Portland isn't so big and once you've anchored yourself in the food community it's hard to buy a loaf of bread without some sort of connection -- oh they're using thatlocal co-op's flour or that's the amazing bread that I used to always wait in line for at the farmers market... Well, the web of connections has been growing to Charlotte's Web proportions lately as I research and write my book which is why I feel ok lumping such a diverse group of people and businesses together in this post.
A couple weeks ago I met with Piper Davis one of the owners of Grand Central Baking. We talked about the history of her family's business, which began in Seattle, while sharing a buttery strawberry raspberry danish. After getting all the details of GC's timeline and current operations I took a tour of the Fremont bakery and snapped some photos...
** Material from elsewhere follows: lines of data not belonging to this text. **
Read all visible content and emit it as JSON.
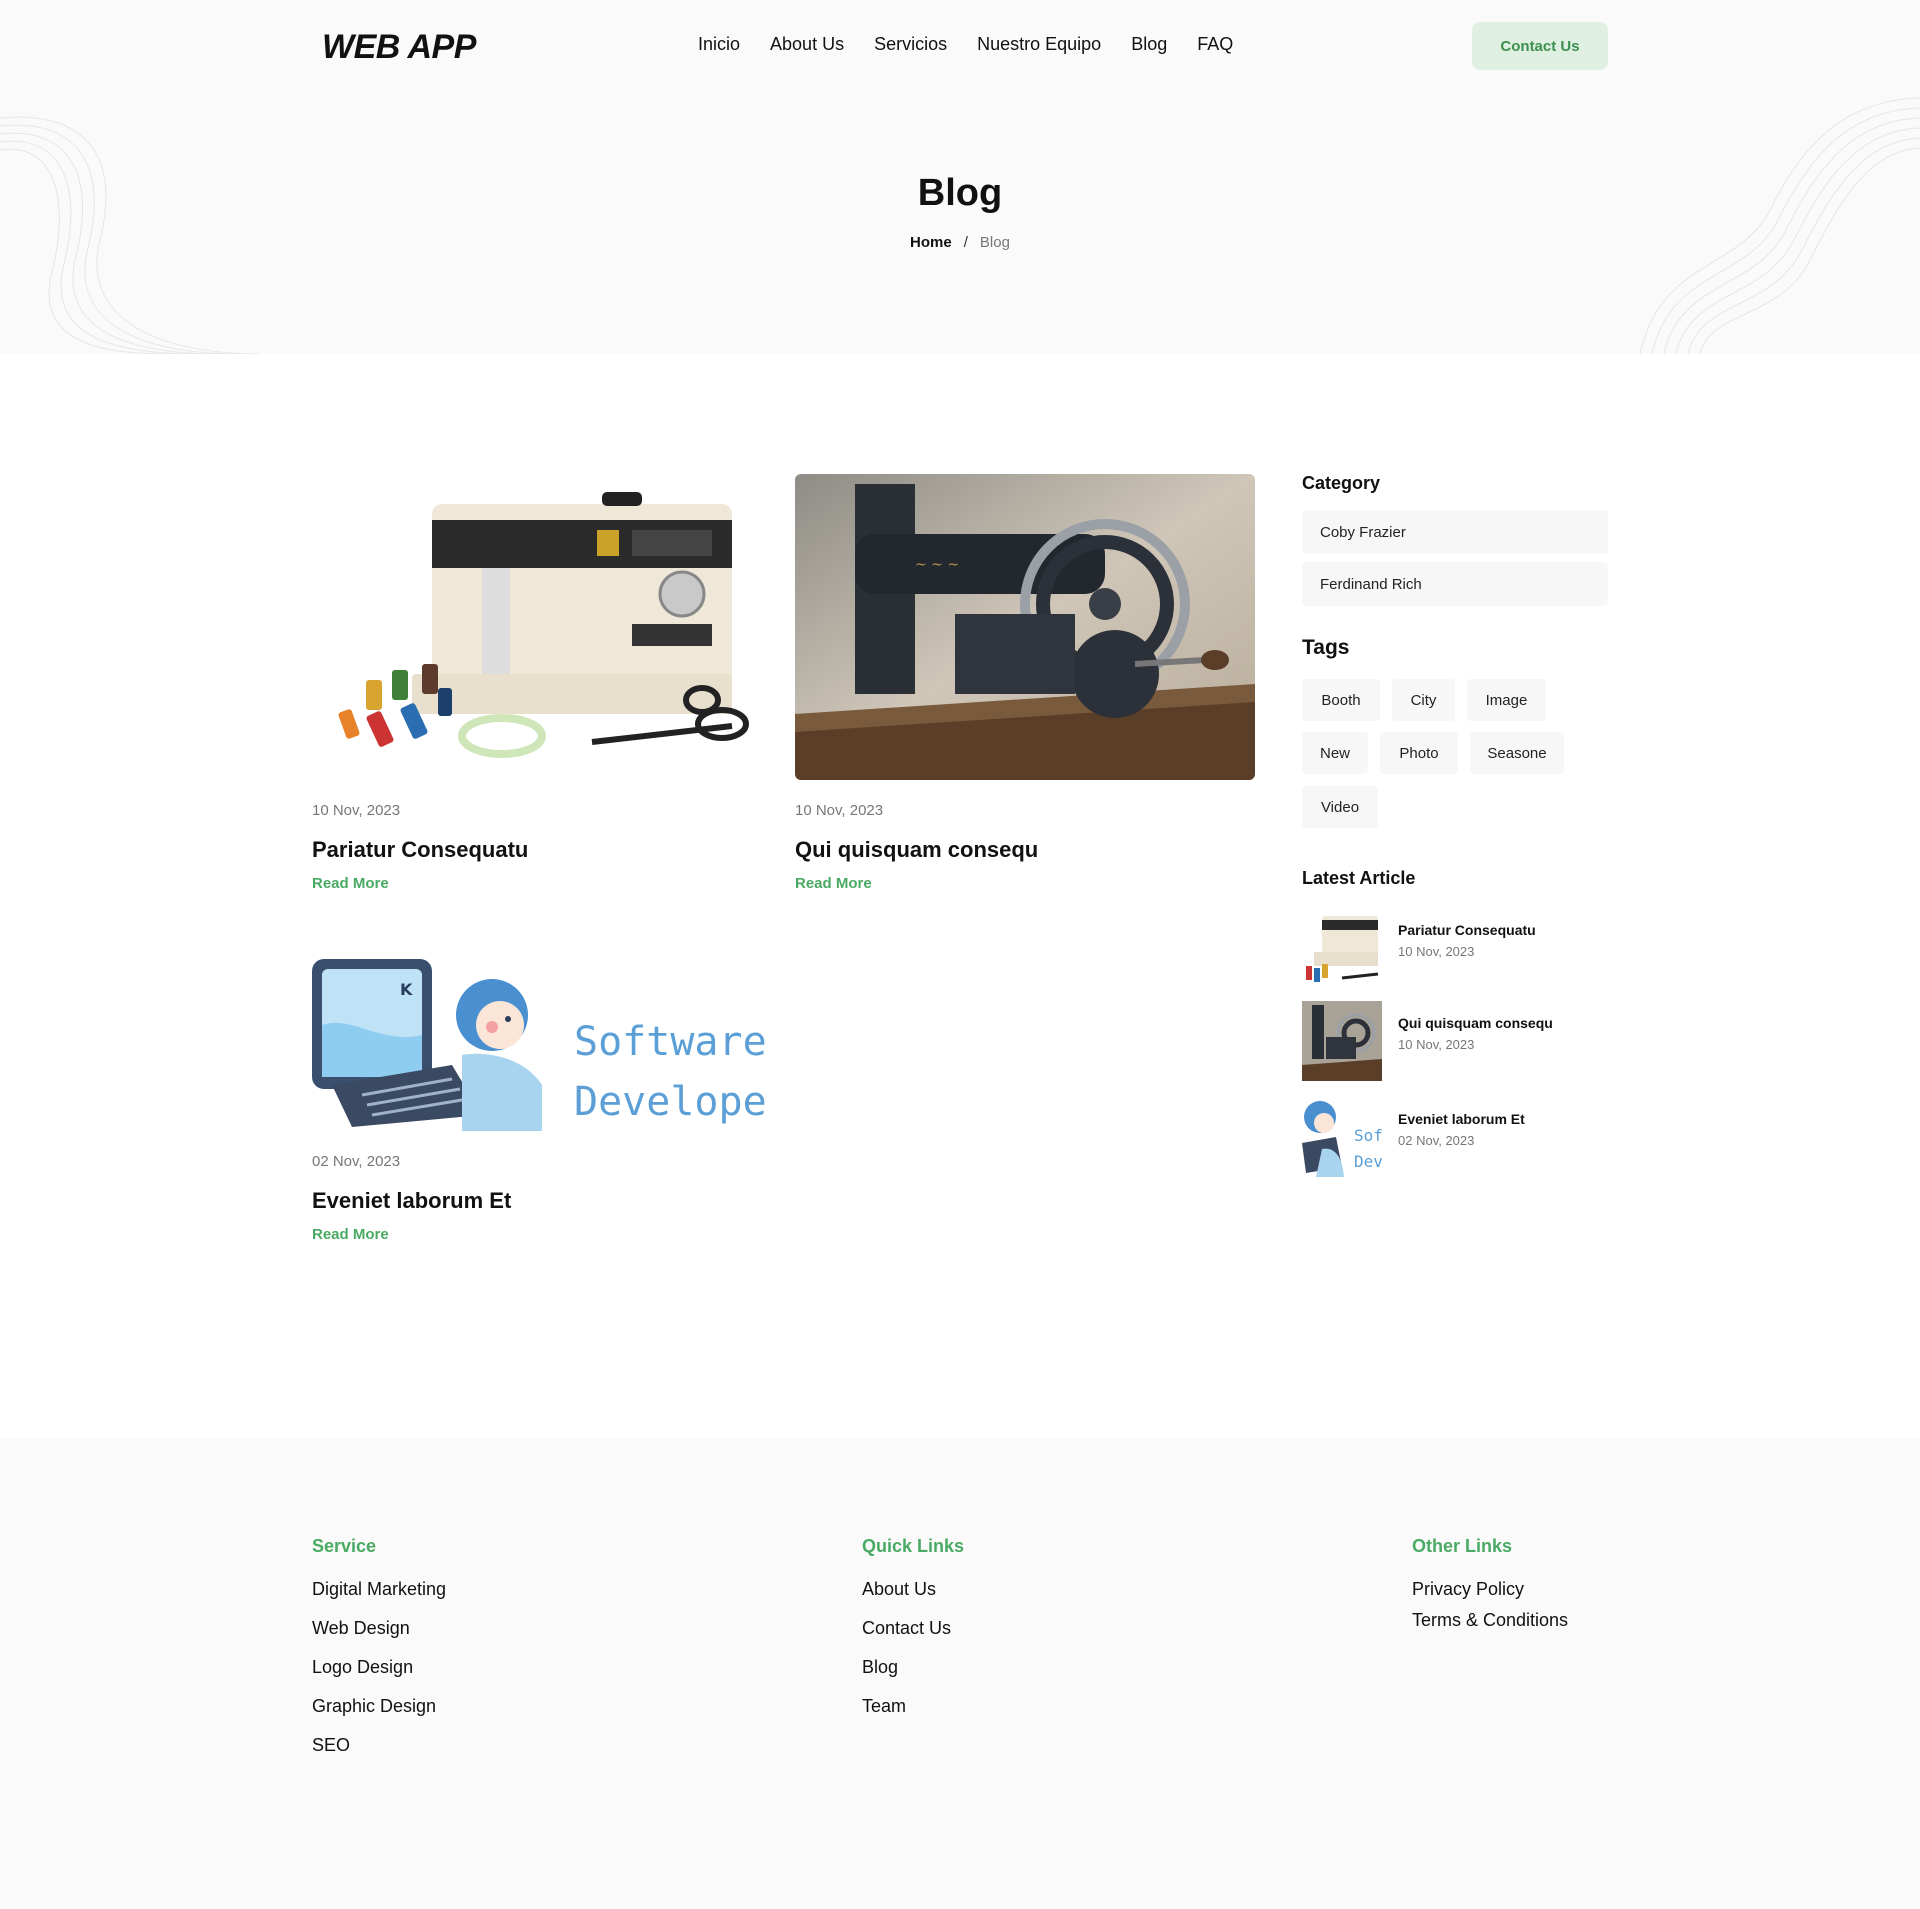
{
  "header": {
    "logo": "WEB APP",
    "nav": [
      "Inicio",
      "About Us",
      "Servicios",
      "Nuestro Equipo",
      "Blog",
      "FAQ"
    ],
    "contact_label": "Contact Us"
  },
  "hero": {
    "title": "Blog",
    "breadcrumb": {
      "home": "Home",
      "separator": "/",
      "current": "Blog"
    }
  },
  "posts": [
    {
      "date": "10 Nov, 2023",
      "title": "Pariatur Consequatu",
      "read_more": "Read More",
      "image": "sewing-machine-white"
    },
    {
      "date": "10 Nov, 2023",
      "title": "Qui quisquam consequ",
      "read_more": "Read More",
      "image": "sewing-machine-vintage"
    },
    {
      "date": "02 Nov, 2023",
      "title": "Eveniet laborum Et",
      "read_more": "Read More",
      "image": "software-developer-illustration",
      "image_text": [
        "Software",
        "Developer"
      ],
      "screen_letter": "K"
    }
  ],
  "sidebar": {
    "category_heading": "Category",
    "categories": [
      "Coby Frazier",
      "Ferdinand Rich"
    ],
    "tags_heading": "Tags",
    "tags": [
      "Booth",
      "City",
      "Image",
      "New",
      "Photo",
      "Seasone",
      "Video"
    ],
    "latest_heading": "Latest Article",
    "latest": [
      {
        "title": "Pariatur Consequatu",
        "date": "10 Nov, 2023"
      },
      {
        "title": "Qui quisquam consequ",
        "date": "10 Nov, 2023"
      },
      {
        "title": "Eveniet laborum Et",
        "date": "02 Nov, 2023",
        "thumb_text": [
          "Sof",
          "Dev"
        ]
      }
    ]
  },
  "footer": {
    "service": {
      "heading": "Service",
      "links": [
        "Digital Marketing",
        "Web Design",
        "Logo Design",
        "Graphic Design",
        "SEO"
      ]
    },
    "quick": {
      "heading": "Quick Links",
      "links": [
        "About Us",
        "Contact Us",
        "Blog",
        "Team"
      ]
    },
    "other": {
      "heading": "Other Links",
      "links": [
        "Privacy Policy",
        "Terms & Conditions"
      ]
    }
  },
  "colors": {
    "accent": "#4aaa63",
    "accent_bg": "#dff0e2",
    "hero_bg": "#fafafa"
  }
}
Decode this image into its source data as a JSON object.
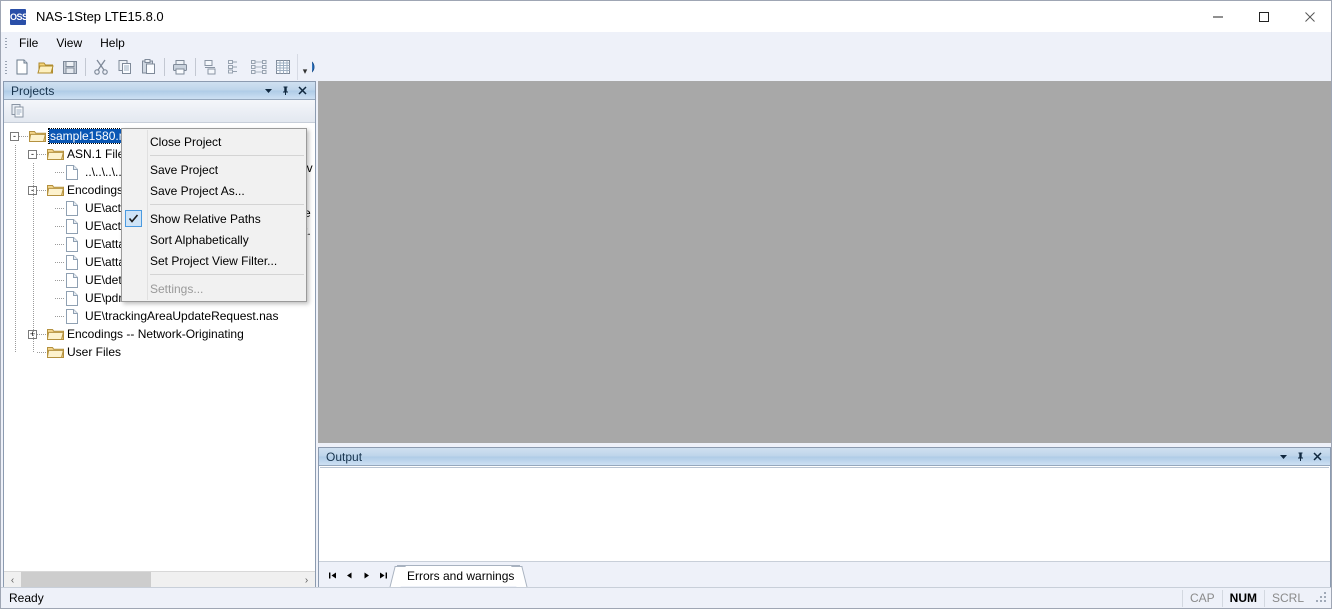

Last week I got to meet one of Piper's back-in-the-day employees -- Julie Richardson, now owner of Hillsdale's Baker & Spice Bakery. Julie and Piper are close friends and in many ways they've mirrored each other the past couple years, mostly in terms of writerly pursuits. More on that later, but let's just say that there are a lot of buns in the oven in terms of Portland food books by Portland food folks soon to be published.
Julie told me about how she started her first bakery in Ketchum, Idaho at the wee age of 23. After moving to Portland in the late 90s she managed to build up a successful farmers market bakery business. She opened the brick and mortar Baker & Spice Bakery four years ago.
I also recently visited with David Briggs of Xocolatl de David. He's been crafting chocolates for more than three years in Portland and his current commercial kitchen is in the back of his friend's hopping Southeast Portland sandwich shop Meat Cheese Bread. When I visited with David there I got to try his caramelized cacao bean honey brittle, all of the base chocolates, one of his tasty fleur de sel chocolate caramels and a soon to hit the shelf chocolate bar. I met with David in the morning and with one of his friends -- Steve Jones of Steve's Cheese -- in the afternoon. David and Steve worked together at Park Kitchen for six months while David was sous chef and Steve was a server. Now David makes regular deliveries of his chocolates to Steve's shop.
That afternoon Steve and I sat in the back room of Steve's Cheese and tried some tasty Zingerman's poundcake samples while talking cheese. In addition to nearly 200 cheeses in the case at any given time Steve's Cheese also stocks cured meats and all sorts of non-perishable treats such as arbequina olive oil, harissa, sardines and pickled peppers. Oh and he'll let you borrow his Raclette machine as long as you buy at least a quarter wheel of the semi-firm, nicely meltable cheese.
Anyway the friendship of two premier Portland female bakers and a local cheese vendor and chocolatier has proved yet again that everything (in Portland) is connected, which makes my work all the more enjoyable.